DATA IN THIS EXERCISE.
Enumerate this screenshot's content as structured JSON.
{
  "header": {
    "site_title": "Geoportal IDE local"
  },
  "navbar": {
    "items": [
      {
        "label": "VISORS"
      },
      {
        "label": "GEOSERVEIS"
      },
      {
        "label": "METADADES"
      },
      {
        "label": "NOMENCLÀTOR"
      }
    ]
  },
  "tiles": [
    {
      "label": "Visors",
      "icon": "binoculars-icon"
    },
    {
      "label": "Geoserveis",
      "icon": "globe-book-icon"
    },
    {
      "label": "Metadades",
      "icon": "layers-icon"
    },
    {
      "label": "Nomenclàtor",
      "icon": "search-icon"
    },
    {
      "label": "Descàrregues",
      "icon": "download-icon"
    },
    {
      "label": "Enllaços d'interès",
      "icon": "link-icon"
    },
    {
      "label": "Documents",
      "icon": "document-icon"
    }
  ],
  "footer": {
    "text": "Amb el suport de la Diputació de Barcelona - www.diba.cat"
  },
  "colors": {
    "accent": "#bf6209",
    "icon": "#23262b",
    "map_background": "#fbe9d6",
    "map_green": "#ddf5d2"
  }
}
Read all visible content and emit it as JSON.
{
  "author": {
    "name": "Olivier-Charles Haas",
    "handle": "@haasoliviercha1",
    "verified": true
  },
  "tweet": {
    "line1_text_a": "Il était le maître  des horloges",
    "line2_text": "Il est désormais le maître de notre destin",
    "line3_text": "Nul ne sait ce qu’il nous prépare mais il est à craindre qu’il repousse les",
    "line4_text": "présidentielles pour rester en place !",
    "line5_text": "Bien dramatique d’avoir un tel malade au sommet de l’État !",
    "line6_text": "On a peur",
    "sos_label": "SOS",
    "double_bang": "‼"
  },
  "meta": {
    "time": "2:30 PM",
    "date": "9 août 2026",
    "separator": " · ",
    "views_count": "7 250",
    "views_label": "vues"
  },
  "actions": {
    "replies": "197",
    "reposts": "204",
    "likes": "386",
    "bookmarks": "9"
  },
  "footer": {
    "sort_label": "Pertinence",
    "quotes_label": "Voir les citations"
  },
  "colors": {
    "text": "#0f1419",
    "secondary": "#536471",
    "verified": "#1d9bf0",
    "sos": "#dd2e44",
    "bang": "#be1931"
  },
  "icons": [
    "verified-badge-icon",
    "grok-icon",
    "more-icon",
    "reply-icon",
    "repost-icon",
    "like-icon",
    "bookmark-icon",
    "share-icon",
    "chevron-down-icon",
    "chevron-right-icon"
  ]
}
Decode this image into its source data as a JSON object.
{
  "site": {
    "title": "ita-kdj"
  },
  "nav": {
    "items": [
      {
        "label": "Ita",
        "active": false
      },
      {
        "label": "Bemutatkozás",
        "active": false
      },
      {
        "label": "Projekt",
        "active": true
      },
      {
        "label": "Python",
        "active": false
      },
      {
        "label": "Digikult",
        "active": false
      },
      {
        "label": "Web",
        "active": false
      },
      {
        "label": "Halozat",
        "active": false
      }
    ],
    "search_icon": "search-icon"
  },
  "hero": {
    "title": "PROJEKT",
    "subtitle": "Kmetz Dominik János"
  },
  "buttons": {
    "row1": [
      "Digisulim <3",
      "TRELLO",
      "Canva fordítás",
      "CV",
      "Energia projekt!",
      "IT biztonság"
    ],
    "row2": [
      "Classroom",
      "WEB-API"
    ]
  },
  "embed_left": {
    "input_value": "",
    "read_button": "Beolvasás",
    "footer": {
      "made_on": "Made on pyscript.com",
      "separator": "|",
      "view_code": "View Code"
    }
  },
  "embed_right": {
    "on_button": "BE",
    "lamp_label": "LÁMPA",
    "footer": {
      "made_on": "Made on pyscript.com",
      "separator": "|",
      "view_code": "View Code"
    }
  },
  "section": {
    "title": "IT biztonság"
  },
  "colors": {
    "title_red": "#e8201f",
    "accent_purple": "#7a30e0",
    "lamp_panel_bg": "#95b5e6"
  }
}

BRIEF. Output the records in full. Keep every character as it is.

OUTPUT FOR THIS EXERCISE.
Enumerate this screenshot's content as structured JSON.
{
  "header": {
    "site_title": "Geoportal IDE local"
  },
  "navbar": {
    "items": [
      {
        "label": "VISORS"
      },
      {
        "label": "GEOSERVEIS"
      },
      {
        "label": "METADADES"
      },
      {
        "label": "NOMENCLÀTOR"
      }
    ]
  },
  "tiles": [
    {
      "label": "Visors",
      "icon": "binoculars-icon"
    },
    {
      "label": "Geoserveis",
      "icon": "globe-book-icon"
    },
    {
      "label": "Metadades",
      "icon": "layers-icon"
    },
    {
      "label": "Nomenclàtor",
      "icon": "search-icon"
    },
    {
      "label": "Descàrregues",
      "icon": "download-icon"
    },
    {
      "label": "Enllaços d'interès",
      "icon": "link-icon"
    },
    {
      "label": "Documents",
      "icon": "document-icon"
    }
  ],
  "footer": {
    "text": "Amb el suport de la Diputació de Barcelona - www.diba.cat"
  },
  "colors": {
    "accent": "#bf6209",
    "icon": "#23262b",
    "map_background": "#fbe9d6",
    "map_green": "#ddf5d2"
  }
}
Read all visible content and emit it as JSON.
{
  "author": {
    "name": "Olivier-Charles Haas",
    "handle": "@haasoliviercha1",
    "verified": true
  },
  "tweet": {
    "line1_text_a": "Il était le maître  des horloges",
    "line2_text": "Il est désormais le maître de notre destin",
    "line3_text": "Nul ne sait ce qu’il nous prépare mais il est à craindre qu’il repousse les",
    "line4_text": "présidentielles pour rester en place !",
    "line5_text": "Bien dramatique d’avoir un tel malade au sommet de l’État !",
    "line6_text": "On a peur",
    "sos_label": "SOS",
    "double_bang": "‼"
  },
  "meta": {
    "time": "2:30 PM",
    "date": "9 août 2026",
    "separator": " · ",
    "views_count": "7 250",
    "views_label": "vues"
  },
  "actions": {
    "replies": "197",
    "reposts": "204",
    "likes": "386",
    "bookmarks": "9"
  },
  "footer": {
    "sort_label": "Pertinence",
    "quotes_label": "Voir les citations"
  },
  "colors": {
    "text": "#0f1419",
    "secondary": "#536471",
    "verified": "#1d9bf0",
    "sos": "#dd2e44",
    "bang": "#be1931"
  },
  "icons": [
    "verified-badge-icon",
    "grok-icon",
    "more-icon",
    "reply-icon",
    "repost-icon",
    "like-icon",
    "bookmark-icon",
    "share-icon",
    "chevron-down-icon",
    "chevron-right-icon"
  ]
}
Decode this image into its source data as a JSON object.
{
  "site": {
    "title": "ita-kdj"
  },
  "nav": {
    "items": [
      {
        "label": "Ita",
        "active": false
      },
      {
        "label": "Bemutatkozás",
        "active": false
      },
      {
        "label": "Projekt",
        "active": true
      },
      {
        "label": "Python",
        "active": false
      },
      {
        "label": "Digikult",
        "active": false
      },
      {
        "label": "Web",
        "active": false
      },
      {
        "label": "Halozat",
        "active": false
      }
    ],
    "search_icon": "search-icon"
  },
  "hero": {
    "title": "PROJEKT",
    "subtitle": "Kmetz Dominik János"
  },
  "buttons": {
    "row1": [
      "Digisulim <3",
      "TRELLO",
      "Canva fordítás",
      "CV",
      "Energia projekt!",
      "IT biztonság"
    ],
    "row2": [
      "Classroom",
      "WEB-API"
    ]
  },
  "embed_left": {
    "input_value": "",
    "read_button": "Beolvasás",
    "footer": {
      "made_on": "Made on pyscript.com",
      "separator": "|",
      "view_code": "View Code"
    }
  },
  "embed_right": {
    "on_button": "BE",
    "lamp_label": "LÁMPA",
    "footer": {
      "made_on": "Made on pyscript.com",
      "separator": "|",
      "view_code": "View Code"
    }
  },
  "section": {
    "title": "IT biztonság"
  },
  "colors": {
    "title_red": "#e8201f",
    "accent_purple": "#7a30e0",
    "lamp_panel_bg": "#95b5e6"
  }
}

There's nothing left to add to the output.